Therese Spruhan is a Sydney-based photographer, journalist, freelance writer and swimmer who blogs about pools and swimming. Her own experience of swimming at Northbridge Baths in Sydney led her to wonder about the way childhood swimming shapes our views of the world as adults.
'A joyful, moving, nostalgic and original take at what it means to be Australian. Dive in!' -- Robert Drewe 'These immersive stories remind us that the swimming pool is not just the place we first learn to sink or swim. It's a space of respite and renewal, playtime and pilgrimage, limerence and liminality, community and connection. Dive in - go on - I double dare you.' -- Sian Prior 'Crisscrossing the nation, spanning generations and histories, these stories celebrate the joy and freedom of being a body in water. Read it while beside your favourite beach or pool, or read it and be transported there.' -- Bernadette Brennan 'These immersive stories remind us that the swimming pool is not just the place we first learn to sink or swim. It's a space of respite and renewal, playtime and pilgrimage, limerence and liminality, community and connection. Dive in - go on - I double dare you'. -- Sian Prior, lap swimmer and author of 'Shy: a memoir' (Text Publishing). 'I didn't go to church as a kid but that was my church - that was my sacred space - a pilgrimage to Sandgate swimming pool.' -- Trent Dalton 'The Memory Pool is a joyful dive into that paradise of Australian childhood, the local swimming pool. In a series of beautifully recalled stories by well-known Australians, it evokes both the sensory bliss of forgetting self in the sights, smells and feel of the swimming pool, and the communal warmth of sharing long summer days simply hanging about at the pool with family and friends.

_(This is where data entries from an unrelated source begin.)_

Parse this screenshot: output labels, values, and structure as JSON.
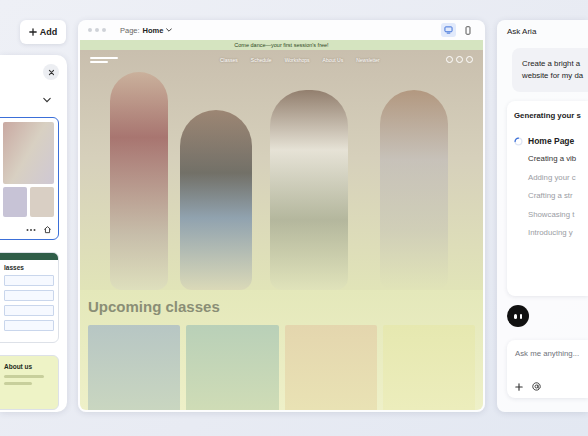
{
  "add_button": {
    "label": "Add"
  },
  "pages_panel": {
    "pages": [
      {
        "kind": "home",
        "title": "",
        "selected": true
      },
      {
        "kind": "list",
        "title": "lasses",
        "selected": false
      },
      {
        "kind": "about",
        "title": "About us",
        "selected": false
      }
    ]
  },
  "editor": {
    "page_label": "Page:",
    "page_name": "Home",
    "devices": [
      {
        "kind": "desktop",
        "selected": true
      },
      {
        "kind": "mobile",
        "selected": false
      }
    ]
  },
  "site": {
    "banner": "Come dance—your first session's free!",
    "nav": [
      "Classes",
      "Schedule",
      "Workshops",
      "About Us",
      "Newsletter"
    ],
    "section_title": "Upcoming classes"
  },
  "assistant": {
    "title": "Ask Aria",
    "prompt_lines": [
      "Create a bright a",
      "website for my da"
    ],
    "status": {
      "title": "Generating your s",
      "page": "Home Page",
      "steps": [
        {
          "label": "Creating a vib",
          "active": true
        },
        {
          "label": "Adding your c",
          "active": false
        },
        {
          "label": "Crafting a str",
          "active": false
        },
        {
          "label": "Showcasing t",
          "active": false
        },
        {
          "label": "Introducing y",
          "active": false
        }
      ]
    },
    "input": {
      "placeholder": "Ask me anything..."
    }
  }
}
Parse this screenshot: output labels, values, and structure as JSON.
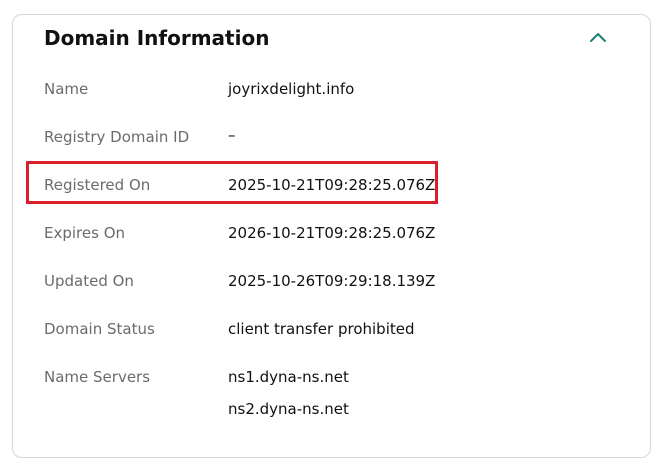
{
  "card": {
    "title": "Domain Information",
    "collapse_icon": "chevron-up-icon",
    "accent_color": "#1b7f7a",
    "highlight_color": "#d8202a"
  },
  "rows": [
    {
      "label": "Name",
      "value": "joyrixdelight.info"
    },
    {
      "label": "Registry Domain ID",
      "value": "–"
    },
    {
      "label": "Registered On",
      "value": "2025-10-21T09:28:25.076Z"
    },
    {
      "label": "Expires On",
      "value": "2026-10-21T09:28:25.076Z"
    },
    {
      "label": "Updated On",
      "value": "2025-10-26T09:29:18.139Z"
    },
    {
      "label": "Domain Status",
      "value": "client transfer prohibited"
    },
    {
      "label": "Name Servers",
      "values": [
        "ns1.dyna-ns.net",
        "ns2.dyna-ns.net"
      ]
    }
  ]
}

It's a book for anyone who remembers the sting of chlorine or salt in eyes, the silky feel of water slipping over limbs, and the feel of hot cement under a wet cossie.' -- Patti Miller 'How timely is The Memory Pool, an anthology of recollections about swimming and swimming pools?...There are stories by notable Australians that direct the gaze inward, that use the chlorine, hot concrete, icy poles and chips, and all the paraphernalia of summers past to understand teenage loneliness, the need for refuge, sexual beginnings, early injustices and aspirations. This collection passes the tests it sets for itself.' -- Phillip Siggins, The Australian